**EXERCISE**:
All of the data must be output exactly, with every picture left out.

(Entries taken from a collection)

* * *

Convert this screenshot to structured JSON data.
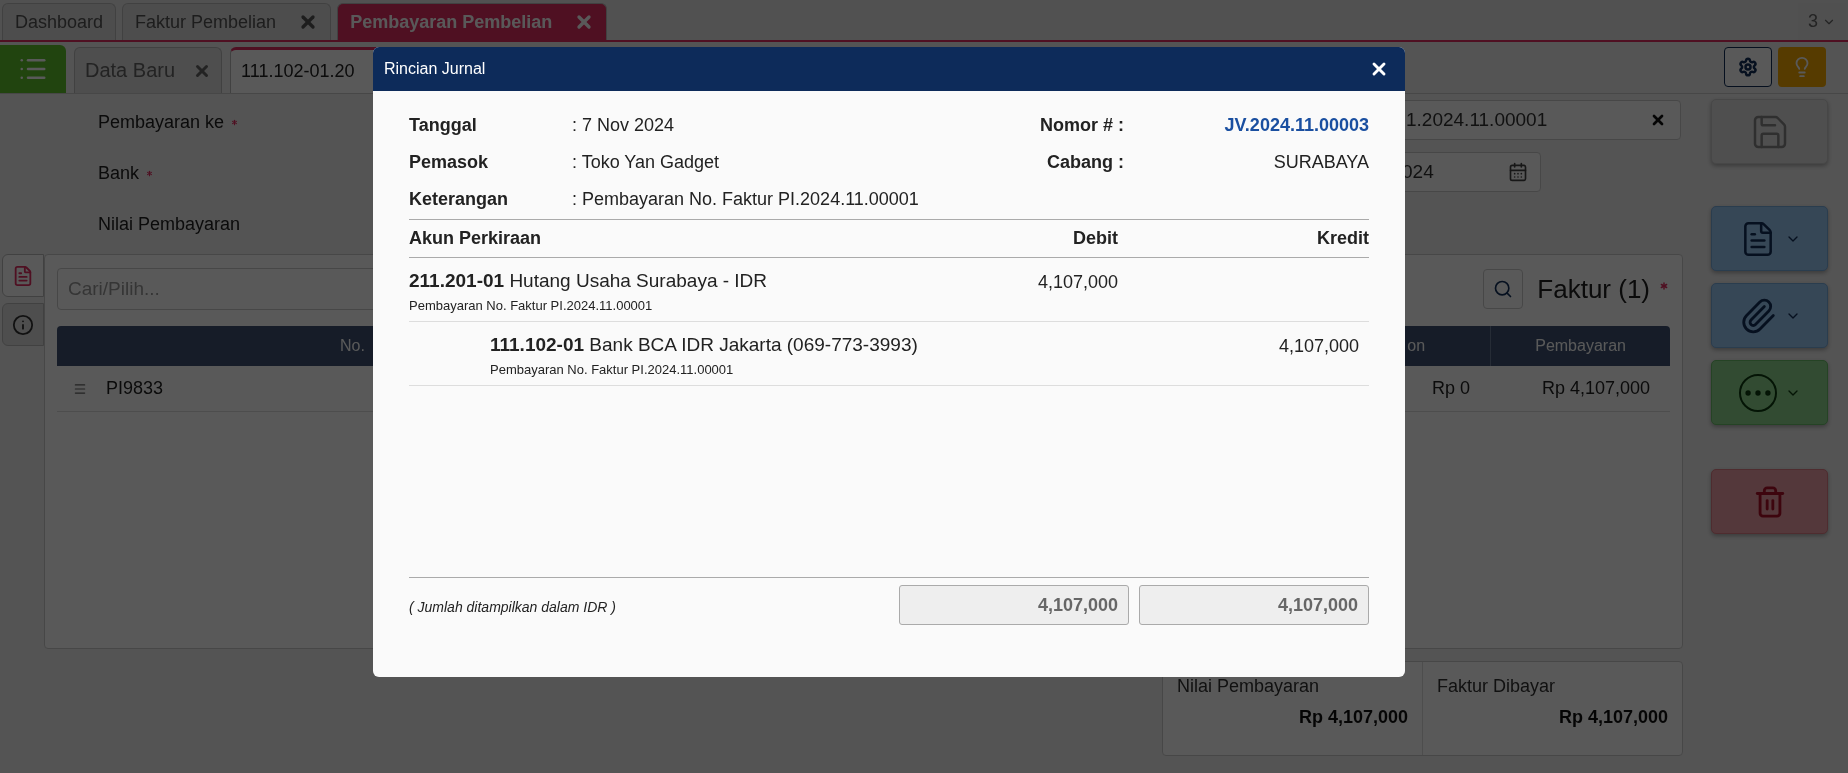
{
  "top_tabs": [
    {
      "label": "Dashboard",
      "closable": false,
      "selected": false
    },
    {
      "label": "Faktur Pembelian",
      "closable": true,
      "selected": false
    },
    {
      "label": "Pembayaran Pembelian",
      "closable": true,
      "selected": true
    }
  ],
  "tab_count": "3",
  "doc_tabs": [
    {
      "label": "Data Baru",
      "closable": true,
      "selected": false
    },
    {
      "label": "111.102-01.20",
      "closable": false,
      "selected": true
    }
  ],
  "form": {
    "labels": [
      {
        "text": "Pembayaran ke",
        "required": true
      },
      {
        "text": "Bank",
        "required": true
      },
      {
        "text": "Nilai Pembayaran",
        "required": false
      }
    ],
    "invoice_value": "1.2024.11.00001",
    "date_value": "024"
  },
  "card": {
    "search_placeholder": "Cari/Pilih...",
    "title": "Faktur (1)",
    "required": true,
    "columns": [
      "No.",
      "on",
      "Pembayaran"
    ],
    "rows": [
      [
        "PI9833",
        "Rp 0",
        "Rp 4,107,000"
      ]
    ]
  },
  "summary": [
    {
      "label": "Nilai Pembayaran",
      "value": "Rp 4,107,000"
    },
    {
      "label": "Faktur Dibayar",
      "value": "Rp 4,107,000"
    }
  ],
  "modal": {
    "title": "Rincian Jurnal",
    "info_left": [
      {
        "label": "Tanggal",
        "value": ": 7 Nov 2024"
      },
      {
        "label": "Pemasok",
        "value": ": Toko Yan Gadget"
      },
      {
        "label": "Keterangan",
        "value": ": Pembayaran No. Faktur PI.2024.11.00001"
      }
    ],
    "info_right": [
      {
        "label": "Nomor # :",
        "value": "JV.2024.11.00003",
        "kind": "link"
      },
      {
        "label": "Cabang :",
        "value": "SURABAYA",
        "kind": "text"
      }
    ],
    "columns": [
      "Akun Perkiraan",
      "Debit",
      "Kredit"
    ],
    "lines": [
      {
        "kind": "debit",
        "code": "211.201-01",
        "name": "Hutang Usaha Surabaya - IDR",
        "description": "Pembayaran No. Faktur PI.2024.11.00001",
        "amount": "4,107,000"
      },
      {
        "kind": "credit",
        "code": "111.102-01",
        "name": "Bank BCA IDR Jakarta (069-773-3993)",
        "description": "Pembayaran No. Faktur PI.2024.11.00001",
        "amount": "4,107,000"
      }
    ],
    "note": "( Jumlah ditampilkan dalam IDR )",
    "totals": [
      "4,107,000",
      "4,107,000"
    ]
  }
}
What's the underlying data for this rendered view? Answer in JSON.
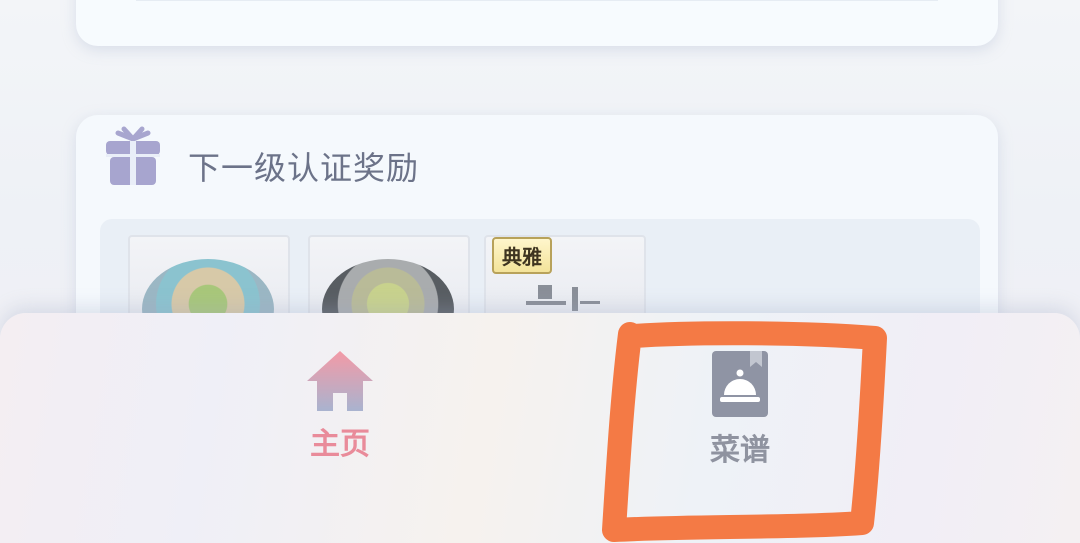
{
  "reward_card": {
    "title": "下一级认证奖励",
    "items": [
      {
        "icon": "dish-salad"
      },
      {
        "icon": "dish-pasta"
      },
      {
        "icon": "furniture-set",
        "badge": "典雅"
      }
    ]
  },
  "bottom_nav": {
    "items": [
      {
        "label": "主页",
        "icon": "home-icon",
        "active": true,
        "color": "#e98b9a"
      },
      {
        "label": "菜谱",
        "icon": "recipe-book-icon",
        "active": false,
        "color": "#8f93a0"
      }
    ]
  },
  "annotation": {
    "color": "#f47a45",
    "shape": "hand-drawn-rectangle",
    "target": "菜谱"
  }
}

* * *

**THE COMPLETED TASK**:
Convert this screenshot to structured JSON data.
{
  "top_tabs": [
    {
      "label": "Dashboard",
      "closable": false,
      "selected": false
    },
    {
      "label": "Faktur Pembelian",
      "closable": true,
      "selected": false
    },
    {
      "label": "Pembayaran Pembelian",
      "closable": true,
      "selected": true
    }
  ],
  "tab_count": "3",
  "doc_tabs": [
    {
      "label": "Data Baru",
      "closable": true,
      "selected": false
    },
    {
      "label": "111.102-01.20",
      "closable": false,
      "selected": true
    }
  ],
  "form": {
    "labels": [
      {
        "text": "Pembayaran ke",
        "required": true
      },
      {
        "text": "Bank",
        "required": true
      },
      {
        "text": "Nilai Pembayaran",
        "required": false
      }
    ],
    "invoice_value": "1.2024.11.00001",
    "date_value": "024"
  },
  "card": {
    "search_placeholder": "Cari/Pilih...",
    "title": "Faktur (1)",
    "required": true,
    "columns": [
      "No.",
      "on",
      "Pembayaran"
    ],
    "rows": [
      [
        "PI9833",
        "Rp 0",
        "Rp 4,107,000"
      ]
    ]
  },
  "summary": [
    {
      "label": "Nilai Pembayaran",
      "value": "Rp 4,107,000"
    },
    {
      "label": "Faktur Dibayar",
      "value": "Rp 4,107,000"
    }
  ],
  "modal": {
    "title": "Rincian Jurnal",
    "info_left": [
      {
        "label": "Tanggal",
        "value": ": 7 Nov 2024"
      },
      {
        "label": "Pemasok",
        "value": ": Toko Yan Gadget"
      },
      {
        "label": "Keterangan",
        "value": ": Pembayaran No. Faktur PI.2024.11.00001"
      }
    ],
    "info_right": [
      {
        "label": "Nomor # :",
        "value": "JV.2024.11.00003",
        "kind": "link"
      },
      {
        "label": "Cabang :",
        "value": "SURABAYA",
        "kind": "text"
      }
    ],
    "columns": [
      "Akun Perkiraan",
      "Debit",
      "Kredit"
    ],
    "lines": [
      {
        "kind": "debit",
        "code": "211.201-01",
        "name": "Hutang Usaha Surabaya - IDR",
        "description": "Pembayaran No. Faktur PI.2024.11.00001",
        "amount": "4,107,000"
      },
      {
        "kind": "credit",
        "code": "111.102-01",
        "name": "Bank BCA IDR Jakarta (069-773-3993)",
        "description": "Pembayaran No. Faktur PI.2024.11.00001",
        "amount": "4,107,000"
      }
    ],
    "note": "( Jumlah ditampilkan dalam IDR )",
    "totals": [
      "4,107,000",
      "4,107,000"
    ]
  }
}
What's the underlying data for this rendered view? Answer in JSON.
{
  "reward_card": {
    "title": "下一级认证奖励",
    "items": [
      {
        "icon": "dish-salad"
      },
      {
        "icon": "dish-pasta"
      },
      {
        "icon": "furniture-set",
        "badge": "典雅"
      }
    ]
  },
  "bottom_nav": {
    "items": [
      {
        "label": "主页",
        "icon": "home-icon",
        "active": true,
        "color": "#e98b9a"
      },
      {
        "label": "菜谱",
        "icon": "recipe-book-icon",
        "active": false,
        "color": "#8f93a0"
      }
    ]
  },
  "annotation": {
    "color": "#f47a45",
    "shape": "hand-drawn-rectangle",
    "target": "菜谱"
  }
}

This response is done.